The book is highly readable, educational, and sometimes funny. Kimball has an easy way of expressing events and has fun commentary on Boston culture, the historical aspects of the story of Fannie and the Boston Cooking School, Victorian manners, Boston culinary history, and the foibles of working with calves' brains, killing lobsters, working with puff pastry, making Victorian punches, and getting ready to host a twelve course meal for twelve highbrows. He also gives history lessons on the development of Boston food markets, the inner workings and techniques for cooking on Victorian cast iron cookstoves, and food trends of the Victorian era.

His altered recipes are included in the book. It's fun to compare them to the originals from Fannie's cook book. Of course, I'm going to try at least one of them! Right now, I'm leaning toward the Grilled Salmon with Lemon and Caper Vinaigrette. I have a fridge full of food leftover from the 4th, though, so the salmon will have to wait. The book, though, is quickly being consumed ...

04 July 2011

Banana Bread with a Tropical Twist

When I first started collecting cookbooks, I fell in love with Rosso & Lukins tome, The Silver Palate. Over the years, anyone who had any connection with that pair got my attention, so it was a no-brainer for me to pick up Sarah Leah Chase's cookbook Cold-Weather Cooking. It's a collection of recipes that are so imaginative and fun! Take, for instance, her recipe for banana bread. It's like a trip to Margueritaville, as far as I'm concerned. Perfect for the summertime, when you are fighting to keep the fruit fresh, the fruit flies at bay, and the larder stocked for weekend guests.

02 July 2011

Daring Baker's Challenge - Baklava. Late, but Whatever

Erica of Erica’s Edibles was our host for the Daring Baker’s June challenge. Erica challenged us to be truly DARING by making homemade phyllo dough and then to use that homemade dough to make Baklava.

If anyone ever tells you that it's a snap to make your own phyllo dough, just kick them for me. Sorry, but I have spent the last three days struggling with doughs that resemble nothing more than large balls of silly putty!  Just look! This dough was such a bear to deal with ... sticky, springy, and frustrating. I tried using little flour on the rolling surface, no flour on the rolling surface, flour only on the rolling pin, no flour on the rolling pin - I just couldn't make it work. Aaargh! I can feel my blood pressure rising two days after the ordeal! Well, life is too short for that kind of stress.

01 July 2011

What Would Martha Do?

good old Martha ... smiling all the way to the bank

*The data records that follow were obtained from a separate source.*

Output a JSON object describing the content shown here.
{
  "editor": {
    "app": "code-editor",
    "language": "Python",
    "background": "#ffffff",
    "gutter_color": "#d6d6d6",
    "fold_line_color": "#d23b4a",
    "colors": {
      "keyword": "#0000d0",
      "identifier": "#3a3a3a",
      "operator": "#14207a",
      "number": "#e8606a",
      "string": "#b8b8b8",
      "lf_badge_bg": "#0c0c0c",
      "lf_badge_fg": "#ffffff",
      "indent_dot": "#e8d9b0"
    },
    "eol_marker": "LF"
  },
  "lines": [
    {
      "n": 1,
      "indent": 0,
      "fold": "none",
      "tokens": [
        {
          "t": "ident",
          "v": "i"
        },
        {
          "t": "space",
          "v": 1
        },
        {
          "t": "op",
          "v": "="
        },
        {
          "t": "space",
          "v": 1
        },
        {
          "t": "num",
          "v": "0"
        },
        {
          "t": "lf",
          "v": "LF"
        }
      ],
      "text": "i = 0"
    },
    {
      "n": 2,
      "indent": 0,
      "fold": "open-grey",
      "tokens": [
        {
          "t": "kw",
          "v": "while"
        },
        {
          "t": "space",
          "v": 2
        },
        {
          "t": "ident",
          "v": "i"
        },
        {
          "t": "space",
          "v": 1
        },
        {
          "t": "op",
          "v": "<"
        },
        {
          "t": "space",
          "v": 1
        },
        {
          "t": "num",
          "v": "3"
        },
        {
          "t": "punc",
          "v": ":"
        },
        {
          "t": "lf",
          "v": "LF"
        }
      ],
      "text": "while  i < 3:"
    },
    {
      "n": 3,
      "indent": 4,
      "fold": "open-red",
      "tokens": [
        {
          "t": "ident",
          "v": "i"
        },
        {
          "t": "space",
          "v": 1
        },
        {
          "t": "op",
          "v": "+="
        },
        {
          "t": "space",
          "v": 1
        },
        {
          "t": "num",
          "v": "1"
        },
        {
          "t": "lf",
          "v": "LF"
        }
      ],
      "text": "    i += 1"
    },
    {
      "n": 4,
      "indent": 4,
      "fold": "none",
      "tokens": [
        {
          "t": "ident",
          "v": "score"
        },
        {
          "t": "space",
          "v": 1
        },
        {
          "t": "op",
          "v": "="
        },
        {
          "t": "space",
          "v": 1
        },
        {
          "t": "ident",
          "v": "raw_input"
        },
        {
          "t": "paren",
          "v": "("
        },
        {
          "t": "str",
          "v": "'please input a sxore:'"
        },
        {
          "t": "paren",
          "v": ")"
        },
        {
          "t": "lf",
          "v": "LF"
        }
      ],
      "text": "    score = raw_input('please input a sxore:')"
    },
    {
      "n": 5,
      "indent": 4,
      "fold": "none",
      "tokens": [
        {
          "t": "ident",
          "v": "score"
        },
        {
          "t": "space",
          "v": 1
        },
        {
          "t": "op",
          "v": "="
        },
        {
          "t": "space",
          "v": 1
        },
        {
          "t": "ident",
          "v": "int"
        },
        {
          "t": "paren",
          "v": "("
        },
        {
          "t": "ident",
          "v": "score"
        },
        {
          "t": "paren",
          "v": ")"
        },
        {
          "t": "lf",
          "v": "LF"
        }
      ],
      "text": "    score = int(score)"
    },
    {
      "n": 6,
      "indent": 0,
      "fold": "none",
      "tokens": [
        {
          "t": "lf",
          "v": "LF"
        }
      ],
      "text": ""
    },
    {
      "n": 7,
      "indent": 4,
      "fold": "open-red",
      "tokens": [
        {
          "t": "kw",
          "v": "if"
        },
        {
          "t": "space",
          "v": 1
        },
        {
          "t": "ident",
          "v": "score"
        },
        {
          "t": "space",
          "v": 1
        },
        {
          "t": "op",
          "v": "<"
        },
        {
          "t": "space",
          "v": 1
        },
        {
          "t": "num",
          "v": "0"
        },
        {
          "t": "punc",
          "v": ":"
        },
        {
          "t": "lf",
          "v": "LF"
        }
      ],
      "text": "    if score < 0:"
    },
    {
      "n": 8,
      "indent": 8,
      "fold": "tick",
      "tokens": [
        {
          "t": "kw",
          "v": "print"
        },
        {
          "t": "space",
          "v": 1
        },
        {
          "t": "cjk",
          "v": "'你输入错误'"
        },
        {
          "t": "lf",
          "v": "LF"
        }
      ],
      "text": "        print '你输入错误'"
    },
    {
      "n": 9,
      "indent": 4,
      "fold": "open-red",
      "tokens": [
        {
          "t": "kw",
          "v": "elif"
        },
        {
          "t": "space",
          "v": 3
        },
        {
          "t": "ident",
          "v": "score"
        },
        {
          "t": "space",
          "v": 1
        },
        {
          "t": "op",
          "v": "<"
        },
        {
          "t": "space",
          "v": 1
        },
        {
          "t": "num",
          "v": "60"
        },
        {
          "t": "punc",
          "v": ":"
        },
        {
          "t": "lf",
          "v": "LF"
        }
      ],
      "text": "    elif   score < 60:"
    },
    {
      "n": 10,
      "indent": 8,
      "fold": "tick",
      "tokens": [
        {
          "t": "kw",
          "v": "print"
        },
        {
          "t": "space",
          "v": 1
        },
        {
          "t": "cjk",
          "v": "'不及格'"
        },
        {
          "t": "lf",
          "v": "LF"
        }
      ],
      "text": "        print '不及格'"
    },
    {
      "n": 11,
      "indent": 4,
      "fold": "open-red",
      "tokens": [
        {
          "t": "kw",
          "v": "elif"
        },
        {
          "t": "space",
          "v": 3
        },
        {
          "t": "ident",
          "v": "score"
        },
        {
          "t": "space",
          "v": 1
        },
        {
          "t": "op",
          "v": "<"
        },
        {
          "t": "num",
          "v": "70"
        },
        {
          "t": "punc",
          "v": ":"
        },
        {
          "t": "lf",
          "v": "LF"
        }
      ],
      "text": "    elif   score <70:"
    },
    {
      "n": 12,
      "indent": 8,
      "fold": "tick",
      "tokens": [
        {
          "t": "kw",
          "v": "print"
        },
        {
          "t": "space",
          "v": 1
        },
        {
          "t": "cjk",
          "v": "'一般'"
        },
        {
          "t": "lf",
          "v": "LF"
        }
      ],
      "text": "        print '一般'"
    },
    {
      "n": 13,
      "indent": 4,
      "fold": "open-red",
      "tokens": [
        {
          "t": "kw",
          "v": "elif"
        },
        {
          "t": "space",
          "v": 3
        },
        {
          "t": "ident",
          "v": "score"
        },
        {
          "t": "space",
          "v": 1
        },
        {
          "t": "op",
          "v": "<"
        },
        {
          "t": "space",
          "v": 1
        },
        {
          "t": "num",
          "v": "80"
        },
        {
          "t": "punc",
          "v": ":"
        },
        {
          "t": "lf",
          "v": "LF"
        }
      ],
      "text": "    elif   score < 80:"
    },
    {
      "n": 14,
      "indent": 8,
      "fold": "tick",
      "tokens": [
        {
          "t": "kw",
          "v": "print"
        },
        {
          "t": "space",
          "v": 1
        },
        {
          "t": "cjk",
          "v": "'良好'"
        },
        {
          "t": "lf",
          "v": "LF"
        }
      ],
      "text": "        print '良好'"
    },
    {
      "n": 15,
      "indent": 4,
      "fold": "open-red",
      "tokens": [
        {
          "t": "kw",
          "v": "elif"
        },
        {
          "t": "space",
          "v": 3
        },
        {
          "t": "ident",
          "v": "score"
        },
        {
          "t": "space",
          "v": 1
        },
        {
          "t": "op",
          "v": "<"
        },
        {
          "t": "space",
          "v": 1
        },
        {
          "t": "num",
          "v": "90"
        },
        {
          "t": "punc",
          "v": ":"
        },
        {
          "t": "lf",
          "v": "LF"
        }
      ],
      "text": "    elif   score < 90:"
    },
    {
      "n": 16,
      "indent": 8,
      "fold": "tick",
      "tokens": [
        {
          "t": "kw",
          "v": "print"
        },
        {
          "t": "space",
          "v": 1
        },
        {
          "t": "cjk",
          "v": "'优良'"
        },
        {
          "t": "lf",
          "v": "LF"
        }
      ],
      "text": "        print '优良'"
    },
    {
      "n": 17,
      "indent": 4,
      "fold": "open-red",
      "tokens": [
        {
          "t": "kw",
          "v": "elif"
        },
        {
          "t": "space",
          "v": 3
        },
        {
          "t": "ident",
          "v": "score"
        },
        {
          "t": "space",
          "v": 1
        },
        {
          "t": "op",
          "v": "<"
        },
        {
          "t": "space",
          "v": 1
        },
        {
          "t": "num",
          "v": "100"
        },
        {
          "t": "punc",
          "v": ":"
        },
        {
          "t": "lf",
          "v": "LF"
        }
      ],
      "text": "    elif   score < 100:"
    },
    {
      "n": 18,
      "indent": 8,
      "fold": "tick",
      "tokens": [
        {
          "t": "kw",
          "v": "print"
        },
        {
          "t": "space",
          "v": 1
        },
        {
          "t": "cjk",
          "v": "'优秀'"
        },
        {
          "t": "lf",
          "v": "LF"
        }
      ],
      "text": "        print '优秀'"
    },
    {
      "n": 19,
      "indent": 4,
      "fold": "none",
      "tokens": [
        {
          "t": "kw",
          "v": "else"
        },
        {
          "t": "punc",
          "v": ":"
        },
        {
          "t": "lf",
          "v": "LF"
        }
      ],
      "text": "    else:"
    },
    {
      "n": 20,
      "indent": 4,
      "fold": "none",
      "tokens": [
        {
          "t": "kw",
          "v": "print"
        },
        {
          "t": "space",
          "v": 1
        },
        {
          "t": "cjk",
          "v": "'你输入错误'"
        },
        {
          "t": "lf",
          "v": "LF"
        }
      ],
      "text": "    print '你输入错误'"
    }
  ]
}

We have an on-going joke in our house. Whenever there is a domestic quandry from cooking to cleaning to organizing to decorating to entertaining , the question gets asked, "What would Martha do?"  Sometimes it is clearly tongue-in-cheek, but sometimes it is muttered with dead seriousness.

How omnipresent Martha Stewart has become in our media-driven culture. Her magazines, homegoods, books, television programs, and website posts have saturated everyday life with tips, recipes, and crafty projects. And that was her goal when she formed her media enterprise. She is quite clearly a business phenom and deserves being included on the list of 50 Women Game-Changers . This week Mary of One Perfect Bite has challenged us to deal with Martha Stewart ... business phenom, domestic goddess, established 'brand', media diva.